Website and app data records —
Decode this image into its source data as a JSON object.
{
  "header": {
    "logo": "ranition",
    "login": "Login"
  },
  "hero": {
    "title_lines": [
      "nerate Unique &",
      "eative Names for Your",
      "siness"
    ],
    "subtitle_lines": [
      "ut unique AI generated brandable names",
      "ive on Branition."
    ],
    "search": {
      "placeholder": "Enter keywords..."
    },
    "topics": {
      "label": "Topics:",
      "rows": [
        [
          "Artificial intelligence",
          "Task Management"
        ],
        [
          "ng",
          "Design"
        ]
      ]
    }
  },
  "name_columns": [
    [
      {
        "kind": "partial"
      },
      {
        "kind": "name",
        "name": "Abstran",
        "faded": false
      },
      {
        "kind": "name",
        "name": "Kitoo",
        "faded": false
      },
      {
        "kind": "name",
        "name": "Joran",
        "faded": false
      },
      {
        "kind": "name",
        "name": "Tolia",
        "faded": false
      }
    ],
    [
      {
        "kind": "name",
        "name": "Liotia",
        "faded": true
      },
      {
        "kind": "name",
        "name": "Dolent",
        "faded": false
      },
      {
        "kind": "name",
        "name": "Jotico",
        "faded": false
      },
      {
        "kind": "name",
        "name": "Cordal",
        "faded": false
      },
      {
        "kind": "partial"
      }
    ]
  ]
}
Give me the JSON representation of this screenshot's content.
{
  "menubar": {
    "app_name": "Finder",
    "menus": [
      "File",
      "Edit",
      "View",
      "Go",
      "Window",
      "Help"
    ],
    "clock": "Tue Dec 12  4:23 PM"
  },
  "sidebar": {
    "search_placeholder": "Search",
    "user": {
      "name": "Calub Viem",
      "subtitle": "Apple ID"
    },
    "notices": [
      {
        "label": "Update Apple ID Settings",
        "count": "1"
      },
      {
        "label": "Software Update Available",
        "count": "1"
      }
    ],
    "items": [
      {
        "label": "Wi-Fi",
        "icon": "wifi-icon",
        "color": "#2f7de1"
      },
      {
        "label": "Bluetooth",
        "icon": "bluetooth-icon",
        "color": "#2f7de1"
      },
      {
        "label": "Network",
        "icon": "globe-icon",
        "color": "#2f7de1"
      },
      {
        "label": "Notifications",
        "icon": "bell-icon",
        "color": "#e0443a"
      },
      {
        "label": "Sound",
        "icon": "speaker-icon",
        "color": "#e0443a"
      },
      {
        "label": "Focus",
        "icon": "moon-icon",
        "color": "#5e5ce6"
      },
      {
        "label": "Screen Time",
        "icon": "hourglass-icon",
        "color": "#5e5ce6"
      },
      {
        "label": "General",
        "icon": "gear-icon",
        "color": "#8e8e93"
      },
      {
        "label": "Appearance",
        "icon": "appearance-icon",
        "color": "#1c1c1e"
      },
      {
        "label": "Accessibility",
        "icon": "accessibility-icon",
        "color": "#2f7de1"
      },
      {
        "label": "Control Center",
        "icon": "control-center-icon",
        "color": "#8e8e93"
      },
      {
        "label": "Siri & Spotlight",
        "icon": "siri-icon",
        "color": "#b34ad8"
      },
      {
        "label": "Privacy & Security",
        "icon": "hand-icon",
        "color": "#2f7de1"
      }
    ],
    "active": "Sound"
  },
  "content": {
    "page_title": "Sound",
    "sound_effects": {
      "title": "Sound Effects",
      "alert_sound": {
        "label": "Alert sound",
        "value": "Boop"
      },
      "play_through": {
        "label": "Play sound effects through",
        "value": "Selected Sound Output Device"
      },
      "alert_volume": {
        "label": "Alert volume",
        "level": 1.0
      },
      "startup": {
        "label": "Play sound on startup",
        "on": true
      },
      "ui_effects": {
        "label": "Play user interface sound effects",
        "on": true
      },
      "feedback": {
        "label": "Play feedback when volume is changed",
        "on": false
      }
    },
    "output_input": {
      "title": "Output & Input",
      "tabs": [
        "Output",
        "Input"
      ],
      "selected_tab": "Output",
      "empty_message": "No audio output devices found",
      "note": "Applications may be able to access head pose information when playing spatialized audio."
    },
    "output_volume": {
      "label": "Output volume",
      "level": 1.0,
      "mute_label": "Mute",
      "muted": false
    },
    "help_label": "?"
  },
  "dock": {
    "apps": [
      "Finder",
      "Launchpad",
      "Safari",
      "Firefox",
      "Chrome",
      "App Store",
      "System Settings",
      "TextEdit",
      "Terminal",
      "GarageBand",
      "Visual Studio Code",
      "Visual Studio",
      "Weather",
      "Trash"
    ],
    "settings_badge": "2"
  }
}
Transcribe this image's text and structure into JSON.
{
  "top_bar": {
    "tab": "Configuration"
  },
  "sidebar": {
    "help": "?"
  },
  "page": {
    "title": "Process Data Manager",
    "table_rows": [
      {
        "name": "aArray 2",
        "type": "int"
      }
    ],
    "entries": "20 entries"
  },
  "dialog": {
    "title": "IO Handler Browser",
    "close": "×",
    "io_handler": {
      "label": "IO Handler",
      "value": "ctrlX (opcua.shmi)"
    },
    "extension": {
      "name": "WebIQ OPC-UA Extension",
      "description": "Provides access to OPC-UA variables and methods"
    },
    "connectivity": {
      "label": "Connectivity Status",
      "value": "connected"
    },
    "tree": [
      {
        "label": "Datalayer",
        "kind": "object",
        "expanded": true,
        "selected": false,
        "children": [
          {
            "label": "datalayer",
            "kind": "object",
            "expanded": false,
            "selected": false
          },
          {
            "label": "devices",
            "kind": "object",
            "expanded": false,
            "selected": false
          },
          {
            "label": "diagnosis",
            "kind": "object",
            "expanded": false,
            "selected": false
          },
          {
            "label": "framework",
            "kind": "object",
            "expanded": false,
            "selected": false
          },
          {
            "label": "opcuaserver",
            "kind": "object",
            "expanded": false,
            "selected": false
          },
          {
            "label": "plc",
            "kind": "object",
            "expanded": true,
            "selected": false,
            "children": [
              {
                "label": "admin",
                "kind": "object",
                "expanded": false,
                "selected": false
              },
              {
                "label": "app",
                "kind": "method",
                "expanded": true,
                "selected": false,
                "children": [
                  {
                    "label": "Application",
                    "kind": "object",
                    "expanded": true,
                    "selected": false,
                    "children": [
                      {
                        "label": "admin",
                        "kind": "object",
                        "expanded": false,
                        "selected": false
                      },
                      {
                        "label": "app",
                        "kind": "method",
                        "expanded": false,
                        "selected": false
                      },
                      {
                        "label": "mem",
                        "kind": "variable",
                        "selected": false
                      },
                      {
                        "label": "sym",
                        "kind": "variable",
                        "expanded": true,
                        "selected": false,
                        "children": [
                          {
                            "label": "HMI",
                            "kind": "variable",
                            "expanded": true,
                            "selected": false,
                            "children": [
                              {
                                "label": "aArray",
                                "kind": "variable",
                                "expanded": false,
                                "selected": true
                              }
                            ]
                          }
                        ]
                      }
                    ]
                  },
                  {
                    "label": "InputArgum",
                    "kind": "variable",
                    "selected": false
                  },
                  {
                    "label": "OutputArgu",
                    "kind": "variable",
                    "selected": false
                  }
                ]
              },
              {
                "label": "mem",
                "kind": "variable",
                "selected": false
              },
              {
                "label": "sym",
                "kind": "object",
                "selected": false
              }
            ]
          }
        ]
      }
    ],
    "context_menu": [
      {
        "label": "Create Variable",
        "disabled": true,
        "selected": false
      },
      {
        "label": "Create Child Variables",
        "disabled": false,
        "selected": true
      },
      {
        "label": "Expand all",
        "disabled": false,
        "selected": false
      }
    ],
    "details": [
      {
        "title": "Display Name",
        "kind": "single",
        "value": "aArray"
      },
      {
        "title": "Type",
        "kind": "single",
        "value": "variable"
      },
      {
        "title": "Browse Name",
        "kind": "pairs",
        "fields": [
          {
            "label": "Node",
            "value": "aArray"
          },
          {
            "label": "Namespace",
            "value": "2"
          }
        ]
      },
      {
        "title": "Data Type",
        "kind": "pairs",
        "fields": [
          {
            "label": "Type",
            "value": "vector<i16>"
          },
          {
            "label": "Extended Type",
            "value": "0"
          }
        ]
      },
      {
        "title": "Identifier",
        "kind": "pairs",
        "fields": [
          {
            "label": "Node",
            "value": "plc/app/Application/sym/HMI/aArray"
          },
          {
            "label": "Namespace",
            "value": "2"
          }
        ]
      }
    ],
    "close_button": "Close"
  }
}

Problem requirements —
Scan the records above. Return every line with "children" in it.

Response to this exercise —
        "children": [
            "children": [
                "children": [
                    "children": [
                        "children": [
                            "children": [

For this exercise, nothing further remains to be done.